REQUIRED ACTION:
Print every entry again exactly, with no pictures.

TASK DATA:
┄┄┄┄┄┄
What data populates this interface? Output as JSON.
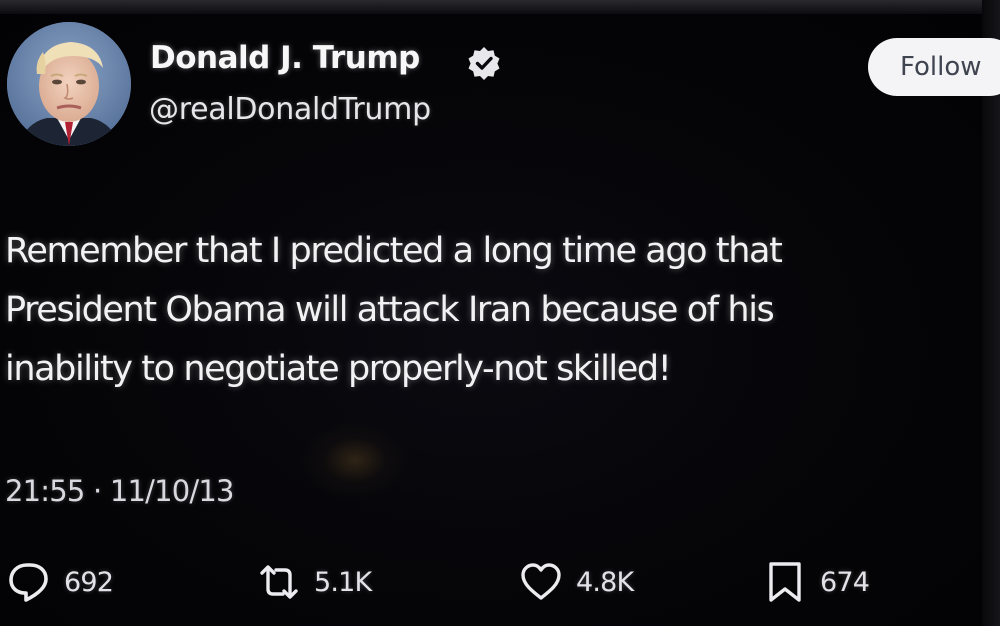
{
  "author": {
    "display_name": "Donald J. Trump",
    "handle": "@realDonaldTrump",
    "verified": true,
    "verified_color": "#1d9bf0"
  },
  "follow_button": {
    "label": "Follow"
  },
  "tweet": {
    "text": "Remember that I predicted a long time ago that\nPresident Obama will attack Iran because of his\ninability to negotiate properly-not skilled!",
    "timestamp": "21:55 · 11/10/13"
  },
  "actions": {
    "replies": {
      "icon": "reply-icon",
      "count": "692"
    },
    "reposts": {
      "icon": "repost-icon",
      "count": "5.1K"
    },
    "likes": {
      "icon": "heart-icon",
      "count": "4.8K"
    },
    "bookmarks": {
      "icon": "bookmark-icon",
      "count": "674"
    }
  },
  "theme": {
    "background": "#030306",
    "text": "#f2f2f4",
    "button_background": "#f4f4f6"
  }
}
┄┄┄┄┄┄
TASK OUTPUT:
What data populates this interface? Output as JSON.
{
  "author": {
    "display_name": "Donald J. Trump",
    "handle": "@realDonaldTrump",
    "verified": true,
    "verified_color": "#1d9bf0"
  },
  "follow_button": {
    "label": "Follow"
  },
  "tweet": {
    "text": "Remember that I predicted a long time ago that\nPresident Obama will attack Iran because of his\ninability to negotiate properly-not skilled!",
    "timestamp": "21:55 · 11/10/13"
  },
  "actions": {
    "replies": {
      "icon": "reply-icon",
      "count": "692"
    },
    "reposts": {
      "icon": "repost-icon",
      "count": "5.1K"
    },
    "likes": {
      "icon": "heart-icon",
      "count": "4.8K"
    },
    "bookmarks": {
      "icon": "bookmark-icon",
      "count": "674"
    }
  },
  "theme": {
    "background": "#030306",
    "text": "#f2f2f4",
    "button_background": "#f4f4f6"
  }
}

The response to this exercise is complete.